Here is a recap of the four bills that were passed during the Special Session and will go to Governor Lee for his signature; all of these bills were drafted at the governor’s request.
TN DPS Will provide firearm trigger locks free of charge to Tennessee residents upon request (DPS has a surplus purchased in the past). Requires Tennessee-department approved handgun safety course regarding safe storage. Exempts retail sales of gun safes/gun safety devices from sales tax, beginning November 1, 2023.
Shortens deadline for county clerks from 30 days to 72 hours to notify TBI of release of a person who was involuntarily committed due to a mental health crisis. The designation of clear must provide the person’s residence of record for follow-up visit/wellness check by law enforcement.
Mandates TBI to create an annual update report to the General Assembly of human trafficking incidents in the state, both labor and sex trafficking by December 1 to ensure review for further action/proposals/funding mechanisms by the legislative body.
Funding/appropriations for the above three bills passed.
Some of What Did NOT Pass
Any Extreme Risk to Gun Violence Protective Order legislation to allow the temporary removal of firearms from a person by state court order from a person who they believe may present a danger to others or themselves.
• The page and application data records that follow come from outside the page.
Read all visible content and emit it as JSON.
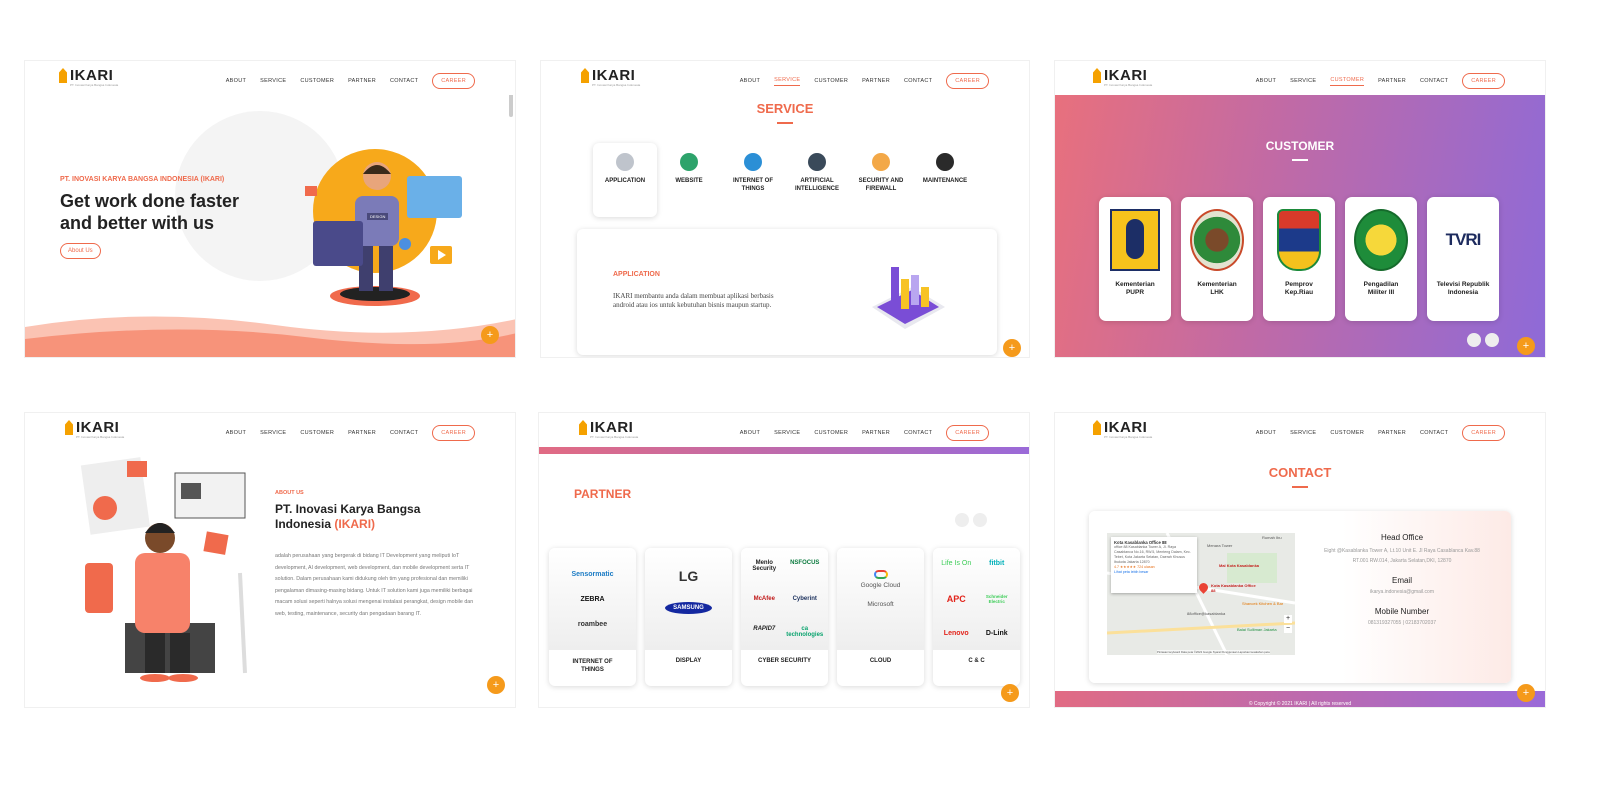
{
  "nav": {
    "logo": "IKARI",
    "logo_sub": "PT. Inovasi Karya Bangsa Indonesia",
    "items": [
      "ABOUT",
      "SERVICE",
      "CUSTOMER",
      "PARTNER",
      "CONTACT"
    ],
    "career": "CAREER"
  },
  "p1": {
    "company": "PT. INOVASI KARYA BANGSA INDONESIA (IKARI)",
    "headline1": "Get work done faster",
    "headline2": "and better with us",
    "button": "About Us",
    "badge": "DESIGN"
  },
  "p2": {
    "title": "SERVICE",
    "services": [
      "APPLICATION",
      "WEBSITE",
      "INTERNET OF THINGS",
      "ARTIFICIAL INTELLIGENCE",
      "SECURITY AND FIREWALL",
      "MAINTENANCE"
    ],
    "detail_title": "APPLICATION",
    "detail_text": "IKARI membantu anda dalam membuat aplikasi berbasis android atau ios untuk kebutuhan bisnis maupun startup."
  },
  "p3": {
    "title": "CUSTOMER",
    "customers": [
      "Kementerian PUPR",
      "Kementerian LHK",
      "Pemprov Kep.Riau",
      "Pengadilan Militer III",
      "Televisi Republik Indonesia"
    ],
    "tvri": "TVRI"
  },
  "p4": {
    "eyebrow": "ABOUT US",
    "title1": "PT. Inovasi Karya Bangsa",
    "title2": "Indonesia",
    "title_hl": "(IKARI)",
    "body": "adalah perusahaan yang bergerak di bidang IT Development yang meliputi IoT development, AI development, web development, dan mobile development serta IT solution. Dalam perusahaan kami didukung oleh tim yang profesional dan memiliki pengalaman dimasing-masing bidang. Untuk IT solution kami juga memiliki berbagai macam solusi seperti halnya solusi mengenai instalasi perangkat, design mobile dan web, testing, maintenance, security dan pengadaan barang IT."
  },
  "p5": {
    "title": "PARTNER",
    "groups": [
      {
        "label": "INTERNET OF THINGS",
        "logos": [
          "Sensormatic",
          "ZEBRA",
          "roambee"
        ]
      },
      {
        "label": "DISPLAY",
        "logos": [
          "LG",
          "SAMSUNG"
        ]
      },
      {
        "label": "CYBER SECURITY",
        "logos": [
          "Menlo Security",
          "NSFOCUS",
          "McAfee",
          "Cyberint",
          "RAPID7",
          "ca technologies"
        ]
      },
      {
        "label": "CLOUD",
        "logos": [
          "Google Cloud",
          "Microsoft"
        ]
      },
      {
        "label": "C & C",
        "logos": [
          "Life Is On",
          "fitbit",
          "APC",
          "Schneider Electric",
          "Lenovo",
          "D-Link"
        ]
      }
    ]
  },
  "p6": {
    "title": "CONTACT",
    "map_place": "Kota Kasablanka Office 88",
    "map_addr": "office 88 Kasablanka Tower A, Jl. Raya Casablanca No.16, RW.5, Menteng Dalam, Kec. Tebet, Kota Jakarta Selatan, Daerah Khusus Ibukota Jakarta 12870",
    "map_rating": "4.7 ★★★★★ 724 ulasan",
    "map_link": "Lihat peta lebih besar",
    "map_labels": [
      "Mal Kota Kasablanka",
      "Kota Kasablanka Office 88",
      "Shancek Kitchen & Bar",
      "Balai Sulliman Jakarta",
      "88office@kasablanka",
      "Menara Tower",
      "Rumah Ibu"
    ],
    "map_footer": "Pintasan keyboard   Data peta ©2022 Google   Syarat Penggunaan   Laporkan kesalahan peta",
    "head_office_label": "Head Office",
    "head_office": "Eight @Kasablanka Tower A, Lt.10 Unit E. Jl Raya Casablanca Kav.88 RT.001 RW.014, Jakarta Selatan,DKI, 12870",
    "email_label": "Email",
    "email": "ikarya.indonesia@gmail.com",
    "mobile_label": "Mobile Number",
    "mobile": "081319327055 | 02183702037",
    "copyright": "© Copyright © 2021 IKARI | All rights reserved"
  },
  "fab": "+"
}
After a set time, the guns are returned to the person, unless another court hearing extends the period of confiscation.
Twenty-four states have such laws on the books.
Funds/monies for increased mental health treatment and a grant program for tuition reimbursement for persons who received an advanced mental health degree, with a commitment to practice in Tennessee for five years after state reimbursement. Currently, Tennessee has a severe lack of mental health professionals to meet the needs of our communities. Another proposed bill would have expanded Tennessee Medicaid services for mental health treatment.
HB7064: Arming teachers and staff, or retired law enforcement and military with and enhanced handgun to carry in public schools, in K-12 classrooms, and school events, including field trips, athletic meets and games, and school board meetings. This proposal was defeated in the House Civil Justice Committee by bipartisan vote.
In the future, Neighbors For Gun Violence Prevention will continue to meet regularly, featuring guest speakers/legislators at our meetings. We will brainstorm, listen, reach out to others, including urban and rural voters, and educate ourselves to act and advocate for common sense gun safety and gun violence reduction across Tennessee. We hope you will join us. As Mr. Rogers would say, “Please, won’t you be my Neighbor?”
by April Cook